King Juan Carlos Abdication
People take part in an anti-monarchist demonstration at Madrid's landmark Puerta del Sol Square, following the announcement of the abdication of Spain's King Juan Carlos Reuters

Spanish Prime Minister Mariano Rajoy announced on Monday morning that King Juan Carlos had abdicated in favour of his son Crown Prince Felipe.

The news caught everyone by surprise but the truth is that the popularity of the Spanish monarchy has been plummeting to its lowest level in memory, following recent scandals involving several royal family members.

Earlier this year, coinciding with the king's 76<sup>th birthday, El Mundo newspaper, the second-largest printed daily paper in Spain, published a poll that showed less than 50% backed the monarchy.

The announcement of the abdication was made just one week after the European Elections, where PP and PSOE, the parties which have been taking turns in power since 1977, failed to gather even 50% of the vote.

The third-most popular party at the elections was United Left (IU), followed by the newcomer Podemos (We Can). Both parties were among the first to demand a change after the king's abdication.

Cayo Lara, the 62-year-old leader of United Left, said that "It's inconceivable in the 21st century that we're still talking about blood rights", and added that "I grew grey hair dreaming with a Republic. I'm excited thinking that I might see a Republic before I die".

Pablo Iglesias, 35, who leads Podemos, said that "If Felipe de Borbon wants to be head of state, he should stand for election. Spaniards need to have the capacity to decide their future".

Even Nino Torre, general secretary of the Socialist Youth of Spain, the youth organisation of PSOE, told El Pais that they want a referendum. "If the majority wants a Republic, we will consider that this consultation should be the starting point for a constitutional reform" he said.

On Monday evening, thousands of people in more than 60 Spanish towns and cities took to the streets demanding a referendum on the future of the monarchy, encouraged by several online petitions.

"My kingdom started when I was young, in a very difficult period. We have had now had a long period of peace, freedom stability and progress" Juan Carlos said in his abdication speech.

"Today", he added, "a new generation must be at the forefront [of Spain]. Younger people with new energies [are needed] to undertake the reforms that the present juncture demands of us."

He is right. His kingdom started 39 years ago in a very delicate period. After Franco's dictatorship the country was scared and wary ahead of an uncertain future in which the memories and the wounds of the civil war were very present.

They voted the way they had to, and after that, Juan Carlos cemented his popularity bringing democracy and stopping an attempted coup.

But it's 2014 now, and the debt to the monarchy is paid. Today, there are a number of generations that have been born in a democratic Spain and for whom Francoism was only a couple of pages in their school history book.

spain king protests
People wave Republican flags during an anti-royalist demonstration in Oviedo after Spain's King Juan Carlos said he would abdicate. Reuters

Generations which comprise the majority of the population never voted for the 1978 Constitution.
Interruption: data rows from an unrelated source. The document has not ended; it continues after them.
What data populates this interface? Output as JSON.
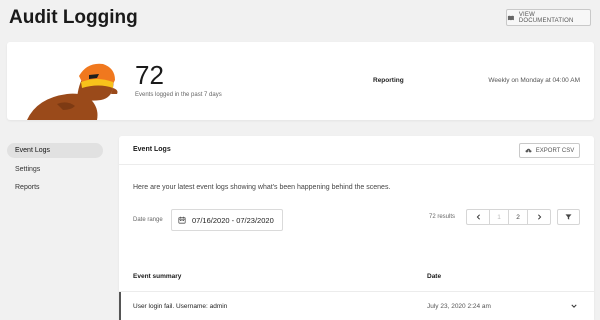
{
  "header": {
    "title": "Audit Logging",
    "doc_button": "VIEW DOCUMENTATION",
    "doc_icon": "book-icon"
  },
  "summary": {
    "count": "72",
    "count_label": "Events logged in the past 7 days",
    "reporting_label": "Reporting",
    "reporting_value": "Weekly on Monday at 04:00 AM",
    "mascot_colors": {
      "skin": "#9a4a1a",
      "mask": "#f0781e",
      "band": "#f8c21b"
    }
  },
  "sidebar": {
    "items": [
      {
        "label": "Event Logs",
        "active": true
      },
      {
        "label": "Settings",
        "active": false
      },
      {
        "label": "Reports",
        "active": false
      }
    ]
  },
  "panel": {
    "title": "Event Logs",
    "export_button": "EXPORT CSV",
    "export_icon": "cloud-download-icon",
    "intro": "Here are your latest event logs showing what's been happening behind the scenes.",
    "date_range_label": "Date range",
    "date_range_value": "07/16/2020 - 07/23/2020",
    "date_icon": "calendar-icon",
    "results": "72 results",
    "pagination": {
      "current": "1",
      "total": "2"
    },
    "filter_icon": "filter-icon",
    "columns": [
      "Event summary",
      "Date"
    ],
    "rows": [
      {
        "summary": "User login fail. Username: admin",
        "date": "July 23, 2020 2:24 am"
      }
    ]
  }
}
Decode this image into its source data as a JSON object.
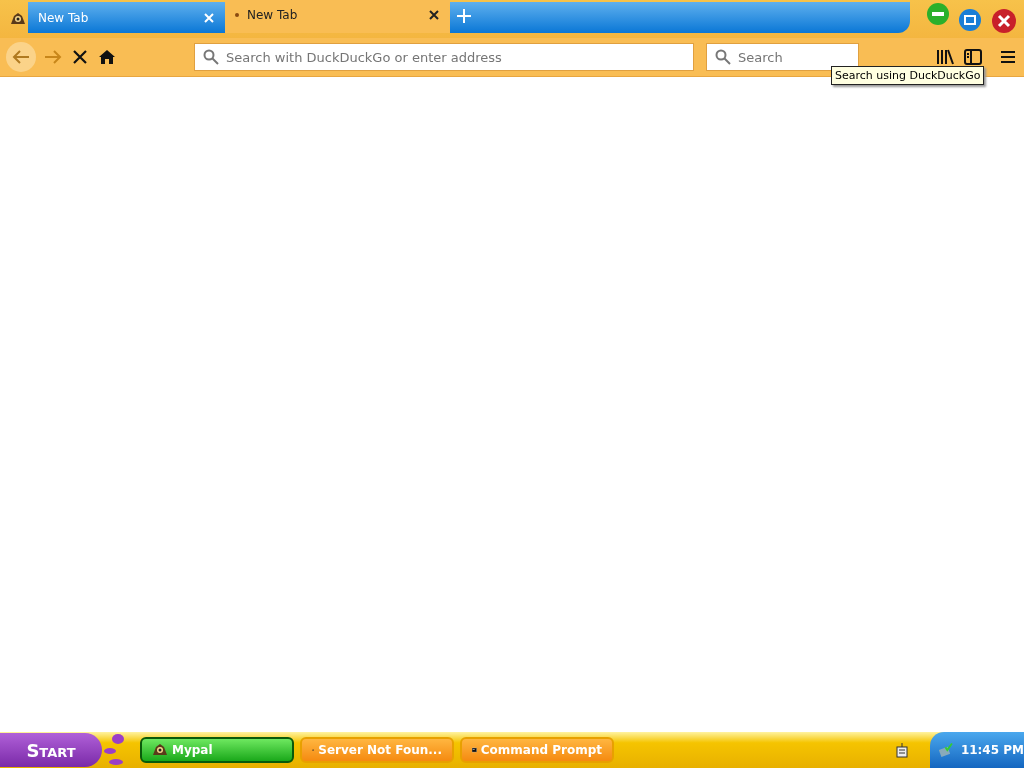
{
  "tabs": [
    {
      "label": "New Tab",
      "selected": false,
      "loading": false
    },
    {
      "label": "New Tab",
      "selected": true,
      "loading": true
    }
  ],
  "address_bar": {
    "placeholder": "Search with DuckDuckGo or enter address"
  },
  "search_bar": {
    "placeholder": "Search"
  },
  "tooltip": "Search using DuckDuckGo",
  "taskbar": {
    "start": "Start",
    "items": [
      {
        "label": "Mypal",
        "selected": true,
        "kind": "browser"
      },
      {
        "label": "Server Not Foun...",
        "selected": false,
        "kind": "browser"
      },
      {
        "label": "Command Prompt",
        "selected": false,
        "kind": "console"
      }
    ],
    "clock": "11:45 PM"
  }
}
They don't have anything to do with pacts of silence or amnesty laws. They find hard to understand how the son of a king born in Rome - his family was exiled after it was deposed by the Second Republic - and later appointed by a dictator, has to inherit the crown without a referendum.

As Juan Carlos said, it's time for a new generation to take over. A generation of Spaniards for whom the word democracy also means voting on whether they want a republic or a monarchy.